Word for word, repeat every record.

| Dataset rows describing interfaces |
┄┄┄┄┄┄

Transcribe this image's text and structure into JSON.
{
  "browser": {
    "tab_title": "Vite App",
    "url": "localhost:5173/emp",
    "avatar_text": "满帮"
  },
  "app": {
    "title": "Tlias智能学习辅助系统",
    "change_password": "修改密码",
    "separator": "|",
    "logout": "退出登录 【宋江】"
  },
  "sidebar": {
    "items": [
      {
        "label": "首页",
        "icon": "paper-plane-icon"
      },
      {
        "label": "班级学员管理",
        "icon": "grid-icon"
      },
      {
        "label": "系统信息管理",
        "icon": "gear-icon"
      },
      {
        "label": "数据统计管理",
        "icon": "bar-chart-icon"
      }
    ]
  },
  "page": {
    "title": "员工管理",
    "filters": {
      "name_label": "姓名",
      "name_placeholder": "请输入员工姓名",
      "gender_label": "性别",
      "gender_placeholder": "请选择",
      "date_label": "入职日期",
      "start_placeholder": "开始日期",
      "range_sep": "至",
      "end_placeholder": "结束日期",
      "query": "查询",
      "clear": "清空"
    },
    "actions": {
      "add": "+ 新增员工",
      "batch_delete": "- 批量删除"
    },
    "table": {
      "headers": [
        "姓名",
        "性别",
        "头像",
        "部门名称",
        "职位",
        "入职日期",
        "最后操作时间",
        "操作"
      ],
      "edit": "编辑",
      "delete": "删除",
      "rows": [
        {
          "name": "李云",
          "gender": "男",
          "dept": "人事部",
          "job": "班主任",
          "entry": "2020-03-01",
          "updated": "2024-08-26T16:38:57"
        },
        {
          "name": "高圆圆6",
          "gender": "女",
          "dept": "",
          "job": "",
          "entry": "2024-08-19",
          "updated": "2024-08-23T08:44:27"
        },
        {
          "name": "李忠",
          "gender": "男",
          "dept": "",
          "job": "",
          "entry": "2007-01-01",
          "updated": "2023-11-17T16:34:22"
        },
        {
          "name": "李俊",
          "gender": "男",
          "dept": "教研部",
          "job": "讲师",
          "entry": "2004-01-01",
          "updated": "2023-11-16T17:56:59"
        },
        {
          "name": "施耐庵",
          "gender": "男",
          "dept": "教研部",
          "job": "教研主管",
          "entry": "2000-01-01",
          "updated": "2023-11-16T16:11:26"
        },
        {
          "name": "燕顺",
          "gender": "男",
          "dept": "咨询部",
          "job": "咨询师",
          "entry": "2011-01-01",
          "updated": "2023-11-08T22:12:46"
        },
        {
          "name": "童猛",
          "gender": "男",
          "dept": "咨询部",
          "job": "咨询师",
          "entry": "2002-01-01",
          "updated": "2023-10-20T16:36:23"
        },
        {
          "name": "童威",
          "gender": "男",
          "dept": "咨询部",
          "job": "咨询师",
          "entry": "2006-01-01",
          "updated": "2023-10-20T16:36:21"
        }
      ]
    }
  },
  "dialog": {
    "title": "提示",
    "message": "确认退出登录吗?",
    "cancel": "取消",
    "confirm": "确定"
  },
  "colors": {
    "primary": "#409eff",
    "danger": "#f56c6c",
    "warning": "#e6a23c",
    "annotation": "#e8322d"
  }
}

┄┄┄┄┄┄

| Answer to the exercise |
Transcribe this image's text and structure into JSON.
{
  "browser": {
    "tab_title": "Vite App",
    "url": "localhost:5173/emp",
    "avatar_text": "满帮"
  },
  "app": {
    "title": "Tlias智能学习辅助系统",
    "change_password": "修改密码",
    "separator": "|",
    "logout": "退出登录 【宋江】"
  },
  "sidebar": {
    "items": [
      {
        "label": "首页",
        "icon": "paper-plane-icon"
      },
      {
        "label": "班级学员管理",
        "icon": "grid-icon"
      },
      {
        "label": "系统信息管理",
        "icon": "gear-icon"
      },
      {
        "label": "数据统计管理",
        "icon": "bar-chart-icon"
      }
    ]
  },
  "page": {
    "title": "员工管理",
    "filters": {
      "name_label": "姓名",
      "name_placeholder": "请输入员工姓名",
      "gender_label": "性别",
      "gender_placeholder": "请选择",
      "date_label": "入职日期",
      "start_placeholder": "开始日期",
      "range_sep": "至",
      "end_placeholder": "结束日期",
      "query": "查询",
      "clear": "清空"
    },
    "actions": {
      "add": "+ 新增员工",
      "batch_delete": "- 批量删除"
    },
    "table": {
      "headers": [
        "姓名",
        "性别",
        "头像",
        "部门名称",
        "职位",
        "入职日期",
        "最后操作时间",
        "操作"
      ],
      "edit": "编辑",
      "delete": "删除",
      "rows": [
        {
          "name": "李云",
          "gender": "男",
          "dept": "人事部",
          "job": "班主任",
          "entry": "2020-03-01",
          "updated": "2024-08-26T16:38:57"
        },
        {
          "name": "高圆圆6",
          "gender": "女",
          "dept": "",
          "job": "",
          "entry": "2024-08-19",
          "updated": "2024-08-23T08:44:27"
        },
        {
          "name": "李忠",
          "gender": "男",
          "dept": "",
          "job": "",
          "entry": "2007-01-01",
          "updated": "2023-11-17T16:34:22"
        },
        {
          "name": "李俊",
          "gender": "男",
          "dept": "教研部",
          "job": "讲师",
          "entry": "2004-01-01",
          "updated": "2023-11-16T17:56:59"
        },
        {
          "name": "施耐庵",
          "gender": "男",
          "dept": "教研部",
          "job": "教研主管",
          "entry": "2000-01-01",
          "updated": "2023-11-16T16:11:26"
        },
        {
          "name": "燕顺",
          "gender": "男",
          "dept": "咨询部",
          "job": "咨询师",
          "entry": "2011-01-01",
          "updated": "2023-11-08T22:12:46"
        },
        {
          "name": "童猛",
          "gender": "男",
          "dept": "咨询部",
          "job": "咨询师",
          "entry": "2002-01-01",
          "updated": "2023-10-20T16:36:23"
        },
        {
          "name": "童威",
          "gender": "男",
          "dept": "咨询部",
          "job": "咨询师",
          "entry": "2006-01-01",
          "updated": "2023-10-20T16:36:21"
        }
      ]
    }
  },
  "dialog": {
    "title": "提示",
    "message": "确认退出登录吗?",
    "cancel": "取消",
    "confirm": "确定"
  },
  "colors": {
    "primary": "#409eff",
    "danger": "#f56c6c",
    "warning": "#e6a23c",
    "annotation": "#e8322d"
  }
}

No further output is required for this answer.